Manzanitas are versatile when it comes to sun exposure. The popular ‘Howard McMinn’ hybrid of Arctostaphylos densiflora takes full sun or part shade/sun and is an easy, garden-tolerant (accepts a fair amount of moisture but doesn’t want to sit in water) shrub that matures at about 5 to 7 feet high and 6 to 10 feet wide. Beaucoup blooms of dainty pale pink flowers and light green, upright leaves are lovely attributes of this variety.

Its edible fruit is a magnet for many animals and birds. Birds also appreciate the dense twisting branches for shelter; while butterflies, hummingbirds and honeybees are drawn to the flowers’ nectar.

Try ‘Howard McMinn,’ its cousin, ‘Harmony,’ and relative ‘Sentinel’ in place of non-native hedge plants such as Buxus (boxwood), Escallonia, Ligustrum (privet), and Rhaphiolepis.

Most Arctostaphylos species are highly drought tolerant once their root systems have been established. You can help them reach that stage by regular, careful watering (don’t overdo it) after planting. Avoid drip irrigation; it kills manzanitas and many other natives. Within a couple of years, you should be looking at minimal to no supplemental watering.

Wild manzanitas have dwindled significantly (some species are endangered or threatened), so I can’t recommend them highly enough for the home garden. They’re such a valuable plant to wildlife and the ecosystem.

Try the following two species native to Southern California in exchange for invasive exotics and non-natives consuming our landscapes and feel great restoring a bit of the original California.

‘Frazier Park’ big berry manzanita (Arctostaphylos glauca cultivar) takes full sun, has gray foliage and white flowers, grows to about 3 to 4 feet tall, sports red bark, does well in pots and in the ground, is deer tolerant and attractive to birds and butterflies.

‘Los Angeles’ big berry manzanita (A. glauca cultivar) is native to the Santa Monica Mountains. White flowers, light green leaves and smooth red bark grace this 4 to 12 foot tall plant. Birds and butterflies love it. Deer don’t care about it. It takes full sun or part shade.

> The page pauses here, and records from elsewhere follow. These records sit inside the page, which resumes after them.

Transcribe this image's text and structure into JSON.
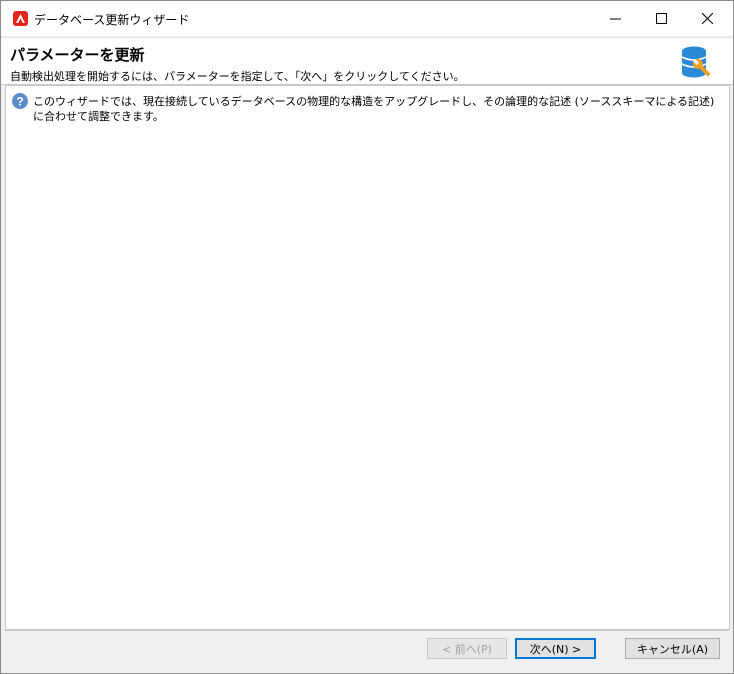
{
  "window": {
    "title": "データベース更新ウィザード",
    "minimize_glyph": "—",
    "maximize_glyph": "☐",
    "close_glyph": "✕"
  },
  "header": {
    "title": "パラメーターを更新",
    "subtitle": "自動検出処理を開始するには、パラメーターを指定して、「次へ」をクリックしてください。",
    "icon": "database-wrench-icon"
  },
  "content": {
    "info_icon": "question-icon",
    "description": "このウィザードでは、現在接続しているデータベースの物理的な構造をアップグレードし、その論理的な記述 (ソーススキーマによる記述) に合わせて調整できます。"
  },
  "buttons": {
    "back": "< 前へ(P)",
    "next": "次へ(N) >",
    "cancel": "キャンセル(A)"
  },
  "colors": {
    "accent": "#0078d7",
    "app_icon": "#e1251b",
    "db_icon": "#2b8ad8",
    "wrench": "#f0a020"
  }
}
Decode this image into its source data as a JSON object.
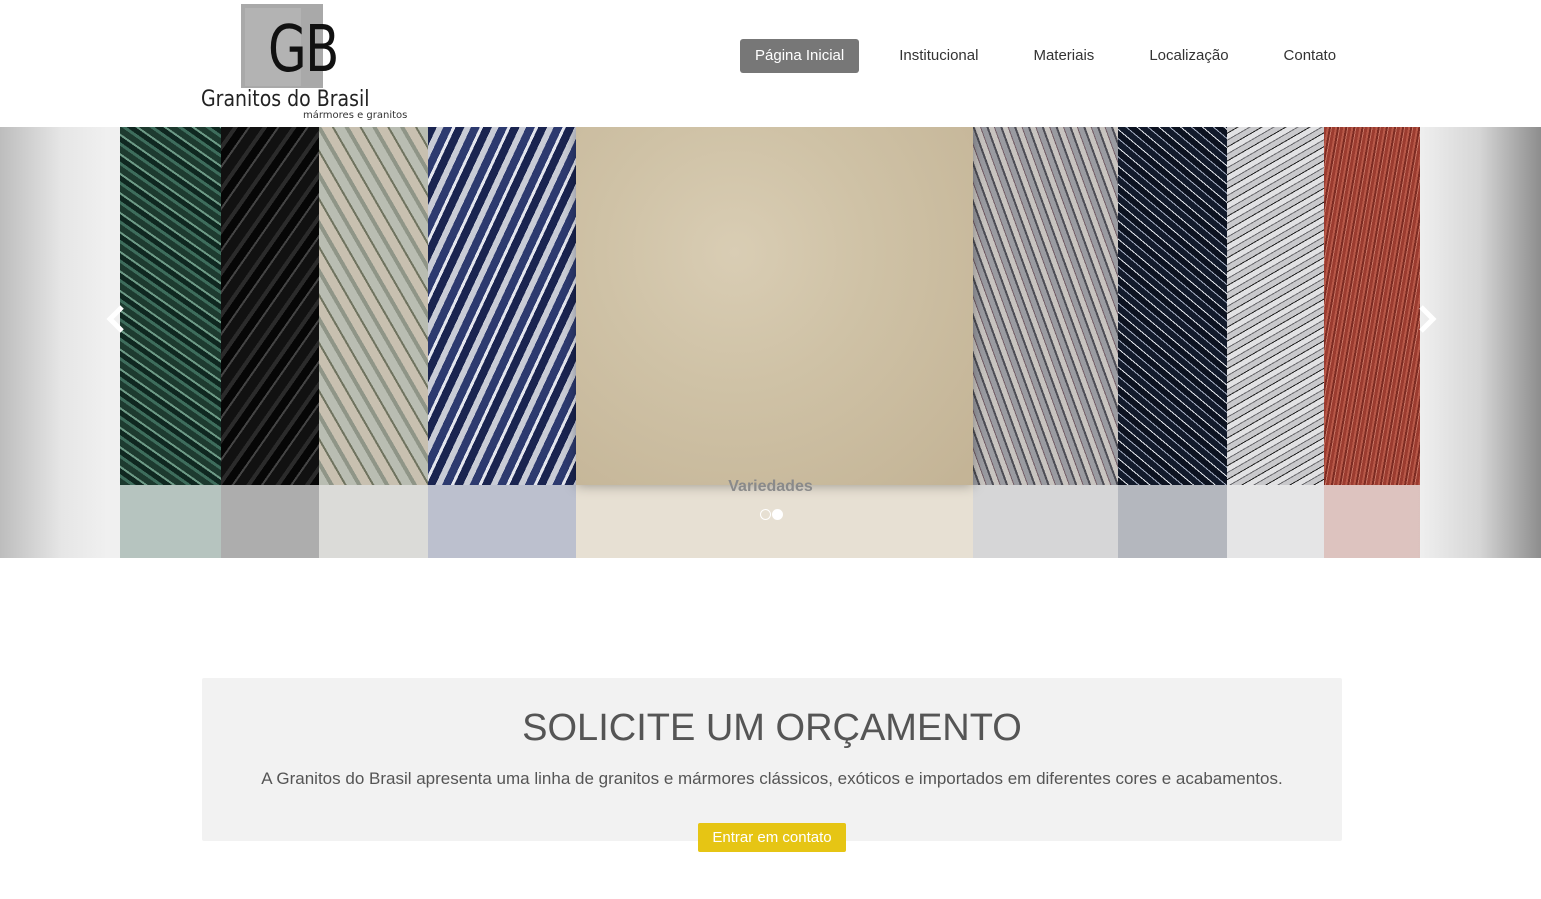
{
  "logo": {
    "monogram": "GB",
    "name": "Granitos do Brasil",
    "tagline": "mármores e granitos"
  },
  "nav": {
    "items": [
      {
        "label": "Página Inicial",
        "active": true
      },
      {
        "label": "Institucional",
        "active": false
      },
      {
        "label": "Materiais",
        "active": false
      },
      {
        "label": "Localização",
        "active": false
      },
      {
        "label": "Contato",
        "active": false
      }
    ]
  },
  "slider": {
    "caption": "Variedades",
    "slide_count": 2,
    "active_slide": 2,
    "prev_icon": "chevron-left-icon",
    "next_icon": "chevron-right-icon"
  },
  "cta": {
    "title": "SOLICITE UM ORÇAMENTO",
    "text": "A Granitos do Brasil apresenta uma linha de granitos e mármores clássicos, exóticos e importados em diferentes cores e acabamentos.",
    "button_label": "Entrar em contato"
  },
  "colors": {
    "nav_active_bg": "#777777",
    "cta_bg": "#f2f2f2",
    "cta_button": "#e6c514"
  }
}
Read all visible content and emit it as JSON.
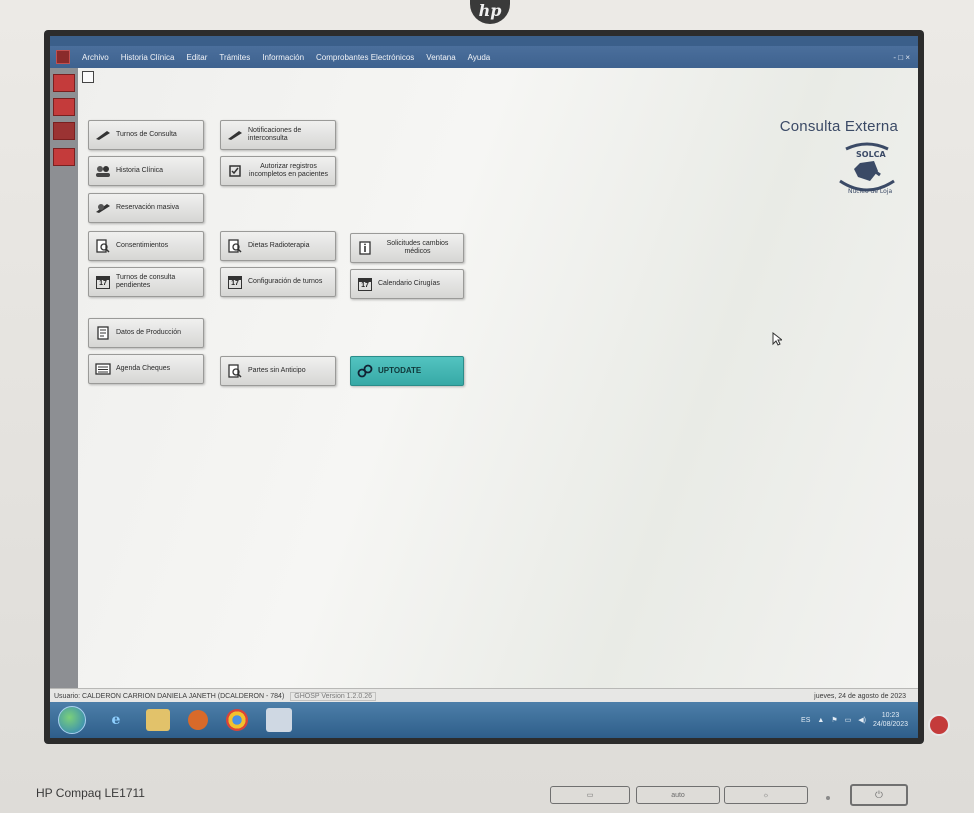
{
  "monitor": {
    "brand_logo": "hp",
    "model": "HP Compaq LE1711",
    "button_labels": [
      "auto"
    ]
  },
  "menubar": {
    "items": [
      "Archivo",
      "Historia Clínica",
      "Editar",
      "Trámites",
      "Información",
      "Comprobantes Electrónicos",
      "Ventana",
      "Ayuda"
    ],
    "window_controls": "- □ ×"
  },
  "buttons": {
    "turnos_consulta": "Turnos de Consulta",
    "notificaciones": "Notificaciones de interconsulta",
    "historia_clinica": "Historia Clínica",
    "autorizar_registros": "Autorizar registros incompletos en pacientes",
    "reservacion_masiva": "Reservación masiva",
    "consentimientos": "Consentimientos",
    "dietas_radioterapia": "Dietas Radioterapia",
    "solicitudes_cambios": "Solicitudes cambios médicos",
    "turnos_pendientes": "Turnos de consulta pendientes",
    "configuracion_turnos": "Configuración de turnos",
    "calendario_cirugias": "Calendario Cirugías",
    "datos_produccion": "Datos de Producción",
    "agenda_cheques": "Agenda Cheques",
    "partes_anticipo": "Partes sin Anticipo",
    "uptodate": "UPTODATE"
  },
  "brand": {
    "title": "Consulta Externa",
    "logo_text": "SOLCA Núcleo de Loja"
  },
  "status": {
    "user": "Usuario: CALDERON CARRION DANIELA JANETH (DCALDERON - 784)",
    "version": "GHOSP Version 1.2.0.26",
    "date": "jueves, 24 de agosto de 2023"
  },
  "tray": {
    "lang": "ES",
    "time": "10:23",
    "date": "24/08/2023"
  },
  "colors": {
    "menubar": "#3e628f",
    "teal_button": "#3fb3b0",
    "brand_text": "#3b4a66",
    "taskbar": "#2e5e8a"
  }
}
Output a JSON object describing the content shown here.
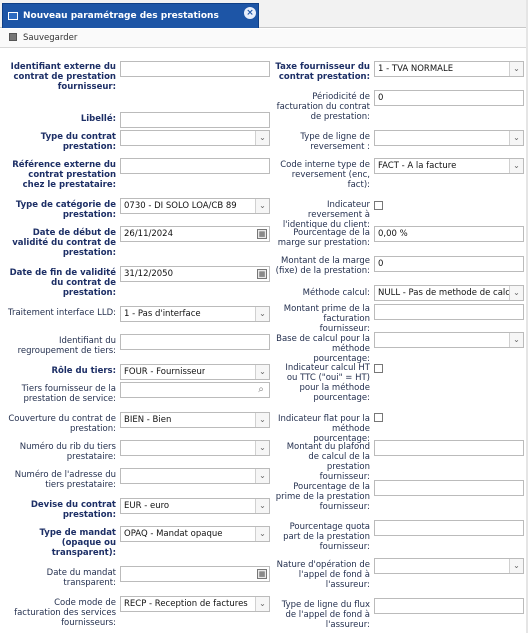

For more information on manzanitas and other valuable natives, check out the Las Pilitas website, the Native Sons website and "California Native Plants for the Garden," the new book by California’s three premier horticulturalists – Carol Bornstein (of Santa Barbara Botanic Garden), David Fross (of Native Sons Nursery) and Bart O’Brien (of Rancho Santa Ana Botanic Garden). There are more resources than you may realize. Set aside some time and enjoy the search.